Record extracts →
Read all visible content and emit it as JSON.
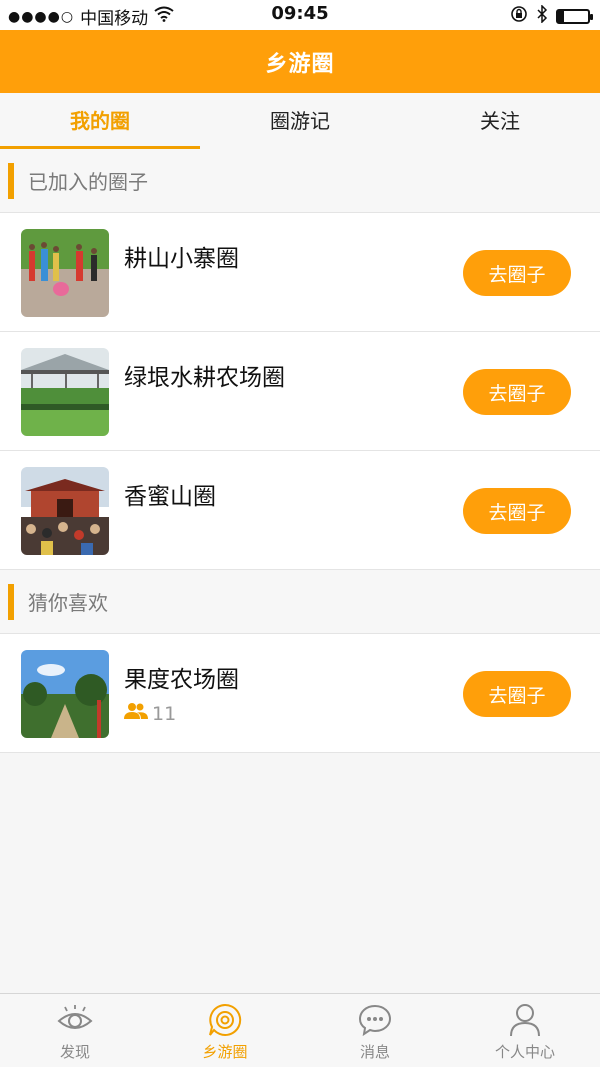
{
  "status_bar": {
    "signal_dots": "●●●●○",
    "carrier": "中国移动",
    "wifi_icon": "wifi-icon",
    "time": "09:45",
    "battery_level": 0.2
  },
  "header": {
    "title": "乡游圈"
  },
  "tabs": [
    {
      "label": "我的圈",
      "active": true
    },
    {
      "label": "圈游记",
      "active": false
    },
    {
      "label": "关注",
      "active": false
    }
  ],
  "joined_section": {
    "title": "已加入的圈子",
    "items": [
      {
        "name": "耕山小寨圈",
        "button": "去圈子",
        "image": "children-playing-in-field"
      },
      {
        "name": "绿垠水耕农场圈",
        "button": "去圈子",
        "image": "greenhouse-farm"
      },
      {
        "name": "香蜜山圈",
        "button": "去圈子",
        "image": "temple-crowd"
      }
    ]
  },
  "recommend_section": {
    "title": "猜你喜欢",
    "items": [
      {
        "name": "果度农场圈",
        "members": "11",
        "button": "去圈子",
        "image": "orchard-sky"
      }
    ]
  },
  "bottom_nav": [
    {
      "label": "发现",
      "icon": "eye-icon",
      "active": false
    },
    {
      "label": "乡游圈",
      "icon": "circle-target-icon",
      "active": true
    },
    {
      "label": "消息",
      "icon": "chat-bubble-icon",
      "active": false
    },
    {
      "label": "个人中心",
      "icon": "person-icon",
      "active": false
    }
  ],
  "colors": {
    "accent": "#ff9f0a",
    "accent_text": "#f2a000",
    "background": "#f6f6f6"
  }
}
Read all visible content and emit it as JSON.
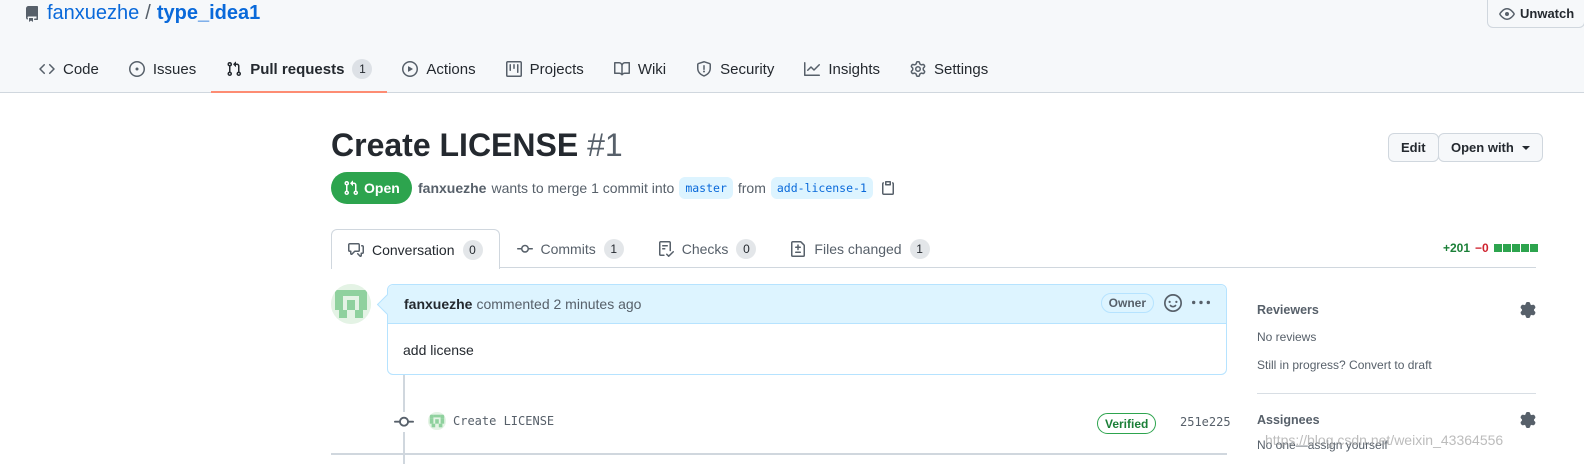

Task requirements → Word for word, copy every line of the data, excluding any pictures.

Output of the task →
Read all visible content and emit it as JSON.
{
  "status_bar": {
    "signal_dots": "●●●●○",
    "carrier": "中国移动",
    "wifi_icon": "wifi-icon",
    "time": "09:45",
    "battery_level": 0.2
  },
  "header": {
    "title": "乡游圈"
  },
  "tabs": [
    {
      "label": "我的圈",
      "active": true
    },
    {
      "label": "圈游记",
      "active": false
    },
    {
      "label": "关注",
      "active": false
    }
  ],
  "joined_section": {
    "title": "已加入的圈子",
    "items": [
      {
        "name": "耕山小寨圈",
        "button": "去圈子",
        "image": "children-playing-in-field"
      },
      {
        "name": "绿垠水耕农场圈",
        "button": "去圈子",
        "image": "greenhouse-farm"
      },
      {
        "name": "香蜜山圈",
        "button": "去圈子",
        "image": "temple-crowd"
      }
    ]
  },
  "recommend_section": {
    "title": "猜你喜欢",
    "items": [
      {
        "name": "果度农场圈",
        "members": "11",
        "button": "去圈子",
        "image": "orchard-sky"
      }
    ]
  },
  "bottom_nav": [
    {
      "label": "发现",
      "icon": "eye-icon",
      "active": false
    },
    {
      "label": "乡游圈",
      "icon": "circle-target-icon",
      "active": true
    },
    {
      "label": "消息",
      "icon": "chat-bubble-icon",
      "active": false
    },
    {
      "label": "个人中心",
      "icon": "person-icon",
      "active": false
    }
  ],
  "colors": {
    "accent": "#ff9f0a",
    "accent_text": "#f2a000",
    "background": "#f6f6f6"
  }
}
Read all visible content and emit it as JSON.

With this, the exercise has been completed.